■ About this exercise
The required answer is a copy of each line in the entries below that includes "عبارت".

Web page and app entries
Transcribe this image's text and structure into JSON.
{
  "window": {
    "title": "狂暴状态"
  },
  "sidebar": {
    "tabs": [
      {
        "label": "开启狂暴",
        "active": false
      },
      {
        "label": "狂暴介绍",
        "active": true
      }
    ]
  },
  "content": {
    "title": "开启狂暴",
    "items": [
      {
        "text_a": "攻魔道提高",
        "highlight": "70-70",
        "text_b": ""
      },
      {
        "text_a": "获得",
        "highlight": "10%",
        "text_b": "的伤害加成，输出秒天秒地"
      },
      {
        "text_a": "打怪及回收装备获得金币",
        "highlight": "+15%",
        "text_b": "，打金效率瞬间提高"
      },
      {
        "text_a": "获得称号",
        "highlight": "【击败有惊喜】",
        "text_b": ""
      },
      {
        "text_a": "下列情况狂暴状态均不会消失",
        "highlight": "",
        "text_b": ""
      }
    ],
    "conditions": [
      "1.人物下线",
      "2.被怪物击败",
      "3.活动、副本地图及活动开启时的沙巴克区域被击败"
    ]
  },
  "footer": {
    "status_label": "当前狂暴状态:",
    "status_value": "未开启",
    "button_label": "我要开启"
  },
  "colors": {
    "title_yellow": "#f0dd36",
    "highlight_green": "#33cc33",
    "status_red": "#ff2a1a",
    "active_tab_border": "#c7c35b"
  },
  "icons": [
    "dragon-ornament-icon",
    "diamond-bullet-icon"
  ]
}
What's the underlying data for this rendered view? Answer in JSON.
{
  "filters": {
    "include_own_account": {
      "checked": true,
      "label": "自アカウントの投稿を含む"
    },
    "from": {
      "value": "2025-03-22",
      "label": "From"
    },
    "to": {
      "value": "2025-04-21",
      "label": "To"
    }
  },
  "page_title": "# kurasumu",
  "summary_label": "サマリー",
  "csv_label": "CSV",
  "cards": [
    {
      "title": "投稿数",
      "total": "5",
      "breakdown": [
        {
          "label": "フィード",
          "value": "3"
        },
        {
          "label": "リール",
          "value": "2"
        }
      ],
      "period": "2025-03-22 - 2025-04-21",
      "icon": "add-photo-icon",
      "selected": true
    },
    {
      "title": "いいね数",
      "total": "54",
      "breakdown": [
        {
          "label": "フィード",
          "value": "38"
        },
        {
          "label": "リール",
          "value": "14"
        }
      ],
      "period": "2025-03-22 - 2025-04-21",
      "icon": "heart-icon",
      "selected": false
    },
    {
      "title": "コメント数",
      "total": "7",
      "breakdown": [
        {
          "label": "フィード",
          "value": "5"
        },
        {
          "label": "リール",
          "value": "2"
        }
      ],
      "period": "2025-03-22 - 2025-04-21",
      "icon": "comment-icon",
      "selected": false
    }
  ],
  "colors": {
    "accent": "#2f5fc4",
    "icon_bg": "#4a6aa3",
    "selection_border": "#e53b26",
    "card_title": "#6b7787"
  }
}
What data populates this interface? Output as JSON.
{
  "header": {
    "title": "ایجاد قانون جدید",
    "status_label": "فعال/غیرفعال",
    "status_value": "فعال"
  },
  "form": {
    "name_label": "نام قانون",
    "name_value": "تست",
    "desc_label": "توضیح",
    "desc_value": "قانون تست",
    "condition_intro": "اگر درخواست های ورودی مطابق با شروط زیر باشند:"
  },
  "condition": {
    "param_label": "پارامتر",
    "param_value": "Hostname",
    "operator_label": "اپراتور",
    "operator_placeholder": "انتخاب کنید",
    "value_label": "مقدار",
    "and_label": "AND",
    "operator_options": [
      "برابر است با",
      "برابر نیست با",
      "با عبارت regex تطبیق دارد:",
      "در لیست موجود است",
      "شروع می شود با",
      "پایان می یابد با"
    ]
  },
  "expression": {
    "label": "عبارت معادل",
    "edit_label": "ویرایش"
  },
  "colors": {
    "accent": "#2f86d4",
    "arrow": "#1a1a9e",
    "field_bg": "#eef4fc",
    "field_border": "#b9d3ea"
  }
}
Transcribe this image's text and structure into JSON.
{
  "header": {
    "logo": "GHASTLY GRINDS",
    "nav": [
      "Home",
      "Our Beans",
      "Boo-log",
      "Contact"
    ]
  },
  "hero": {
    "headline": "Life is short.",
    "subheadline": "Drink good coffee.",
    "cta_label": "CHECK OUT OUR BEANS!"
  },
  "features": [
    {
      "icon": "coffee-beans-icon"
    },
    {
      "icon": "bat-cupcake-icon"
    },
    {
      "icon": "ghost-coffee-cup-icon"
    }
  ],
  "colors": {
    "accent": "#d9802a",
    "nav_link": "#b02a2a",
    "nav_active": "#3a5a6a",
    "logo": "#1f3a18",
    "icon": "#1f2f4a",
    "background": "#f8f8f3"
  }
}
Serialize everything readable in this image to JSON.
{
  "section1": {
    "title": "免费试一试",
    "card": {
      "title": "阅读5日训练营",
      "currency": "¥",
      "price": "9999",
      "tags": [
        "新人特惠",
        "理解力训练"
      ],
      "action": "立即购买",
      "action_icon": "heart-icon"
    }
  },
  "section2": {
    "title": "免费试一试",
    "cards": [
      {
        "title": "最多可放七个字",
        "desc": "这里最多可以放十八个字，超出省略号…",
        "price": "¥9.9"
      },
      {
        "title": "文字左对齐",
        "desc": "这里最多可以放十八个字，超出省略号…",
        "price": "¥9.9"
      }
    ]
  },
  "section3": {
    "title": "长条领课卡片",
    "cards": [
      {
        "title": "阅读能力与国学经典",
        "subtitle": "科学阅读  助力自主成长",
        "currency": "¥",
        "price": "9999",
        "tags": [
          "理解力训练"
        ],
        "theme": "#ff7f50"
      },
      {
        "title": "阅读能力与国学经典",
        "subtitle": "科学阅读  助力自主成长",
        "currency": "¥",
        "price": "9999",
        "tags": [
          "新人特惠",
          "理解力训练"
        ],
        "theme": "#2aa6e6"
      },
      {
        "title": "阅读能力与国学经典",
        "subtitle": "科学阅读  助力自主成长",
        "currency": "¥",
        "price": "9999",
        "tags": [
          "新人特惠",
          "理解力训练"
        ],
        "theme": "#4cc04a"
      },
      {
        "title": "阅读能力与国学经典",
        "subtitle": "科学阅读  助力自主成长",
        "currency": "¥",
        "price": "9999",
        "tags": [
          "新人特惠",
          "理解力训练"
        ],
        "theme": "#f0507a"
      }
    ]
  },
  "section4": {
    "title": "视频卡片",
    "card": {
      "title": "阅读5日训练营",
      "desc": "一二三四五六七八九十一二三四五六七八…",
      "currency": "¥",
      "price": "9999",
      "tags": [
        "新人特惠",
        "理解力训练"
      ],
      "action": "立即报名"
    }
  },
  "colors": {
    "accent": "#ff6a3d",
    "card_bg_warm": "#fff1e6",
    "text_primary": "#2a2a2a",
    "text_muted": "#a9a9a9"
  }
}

■ Expected output
      "با عبارت regex تطبیق دارد:",
    "label": "عبارت معادل",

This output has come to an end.